Check your insurance.
Don’t wait until fire season to be sure your insurance coverage is up to date and adequate for your property. Call your agent to review your coverage. Standard homeowners policies should provide enough money to repair or rebuild your home. Check to be sure outbuildings such as garages or sheds are included. Standard policies should also cover belongings in the house; to make such a claim, you’ll need an up-to-date home inventory. Also check to be sure your policy provides for living expenses (such as hotel rooms) if you need to be out of your home for any period of time. Find out whether your car insurance covers fire damage to your vehicles.
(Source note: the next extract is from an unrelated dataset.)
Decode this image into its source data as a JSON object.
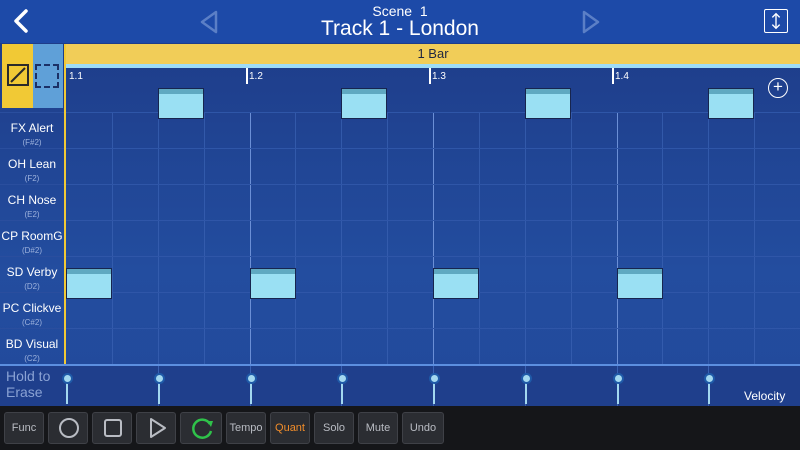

Sign up for alerts.
Local officials use Nixle alerts to notify residents about emergencies and other urgent matters via text messages. To sign up, text your zip code to 888777 (standard text messaging rates will apply) or visit local.nixle.com/register.
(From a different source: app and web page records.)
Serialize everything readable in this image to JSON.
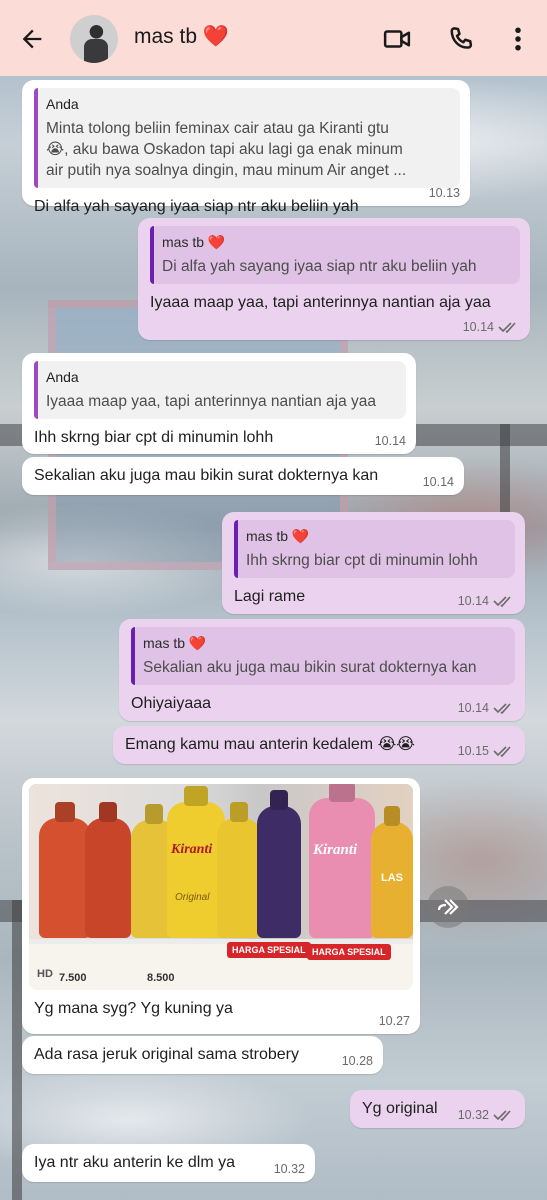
{
  "header": {
    "contact_name": "mas tb",
    "heart": "❤️",
    "icons": [
      "back-arrow-icon",
      "video-call-icon",
      "phone-icon",
      "more-vert-icon"
    ]
  },
  "colors": {
    "header_bg": "#fcdcd7",
    "outgoing_bubble": "#ebd3ef",
    "incoming_bubble": "#ffffff"
  },
  "messages": [
    {
      "direction": "in",
      "quote_author": "Anda",
      "quote_text_1": "Minta tolong beliin feminax cair atau ga Kiranti gtu",
      "quote_text_2": "😭, aku bawa Oskadon tapi aku lagi ga enak minum",
      "quote_text_3": "air putih nya soalnya dingin, mau minum Air anget ...",
      "text": "Di alfa yah sayang iyaa siap ntr aku beliin yah",
      "time": "10.13"
    },
    {
      "direction": "out",
      "quote_author": "mas tb",
      "quote_text": "Di alfa yah sayang iyaa siap ntr aku beliin yah",
      "text": "Iyaaa maap yaa, tapi anterinnya nantian aja yaa",
      "time": "10.14"
    },
    {
      "direction": "in",
      "quote_author": "Anda",
      "quote_text": "Iyaaa maap yaa, tapi anterinnya nantian aja yaa",
      "text": "Ihh skrng biar cpt di minumin lohh",
      "time": "10.14"
    },
    {
      "direction": "in",
      "text": "Sekalian aku juga mau bikin surat dokternya kan",
      "time": "10.14"
    },
    {
      "direction": "out",
      "quote_author": "mas tb",
      "quote_text": "Ihh skrng biar cpt di minumin lohh",
      "text": "Lagi rame",
      "time": "10.14"
    },
    {
      "direction": "out",
      "quote_author": "mas tb",
      "quote_text": "Sekalian aku juga mau bikin surat dokternya kan",
      "text": "Ohiyaiyaaa",
      "time": "10.14"
    },
    {
      "direction": "out",
      "text": "Emang kamu mau anterin kedalem 😭😭",
      "time": "10.15"
    },
    {
      "direction": "in",
      "image": {
        "brand": "Kiranti",
        "label_original": "Original",
        "label_lasegar": "LAS",
        "tag_1": "HARGA SPESIAL",
        "tag_2": "HARGA SPESIAL",
        "price_1": "7.500",
        "price_2": "8.500",
        "tag_hd": "HD"
      },
      "text": "Yg mana syg? Yg kuning ya",
      "time": "10.27"
    },
    {
      "direction": "in",
      "text": "Ada rasa jeruk original sama strobery",
      "time": "10.28"
    },
    {
      "direction": "out",
      "text": "Yg original",
      "time": "10.32"
    },
    {
      "direction": "in",
      "text": "Iya ntr aku anterin ke dlm ya",
      "time": "10.32"
    }
  ]
}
For more preparation tips, see Are You Prepared for a Wildfire.
What to Do if an Order Is Imminent
Listen to your radio or TV for announcements from emergency personnel. Keep an eye out for Nixle alerts if you signed up. This would also be a good time to plug your phone in for a last-minute charge. If smoke from a fire—or the fire itself—is visible from your property, keep an eye on it.
Prepare your house.
Take down lightweight window coverings. Move flammable furniture to the center of the room, away from windows and doors. Then do a quick check around the perimeter of the house and collect any obviously flammable items—wood patio furniture or toys, for example—and pile them inside or in a garage. Move portable propane tanks well away from the house. Turn off fixed exterior tanks. If you have a metal ladder, put it by a corner of the house, in case firefighters need to get up on the roof.
Pack the important stuff.
Back your car into the driveway, to make it easier to get out fast. Throw in your emergency kit along with the six P’s: Pets, papers, prescriptions (including eyeglasses or contacts), pictures and other irreplaceable personal mementos, portable computers (or other digital devices); and plastic (credit and debit cards). Carry your car keys with you at all times.
Regardless of the weather, long pants and long sleeve shirts will offer you better protection against heat and flying embers than shorts and a T-shirt; cotton is safer than polyester because it won’t melt. Heavy duty shoes or boots are also smart. Bring a cap, a bandana or other covering for your face, and goggles or glasses.
What to Do When It’s Time to Go
Different jurisdictions use different names for their evacuation orders, but usually there are two levels: voluntary and mandatory. Whatever they are called, these orders tell you how significant and imminent the danger is. But you don’t have to wait for a mandatory order to leave. If officials are recommending evacuation, go. And even absent such an order, if you feel threatened, leave. Getting out early means you could avoid getting stuck in traffic jams; by reducing congestion, you can help emergency responders move more freely around the area.
Shut things down—but leave the lights on.
Shut off the air conditioning. Do not leave sprinklers on or water running: they can reduce water pressure that firefighters need. Leave exterior and interior lights on, so firefighters can still see your house under smoky conditions or in darkness. Shut all windows and doors.
Regardless of the evacuation routes you mapped out ahead of time, circumstances may dictate you take alternatives. If emergency personnel tell you to go this way instead of that, do it.
If a wildfire ever hits where you live, the situation can get dire quickly. That speed can make it hard to think straight. The more you prepare ahead of time, the better your chances of coming through the event whole and getting back on the road to normal.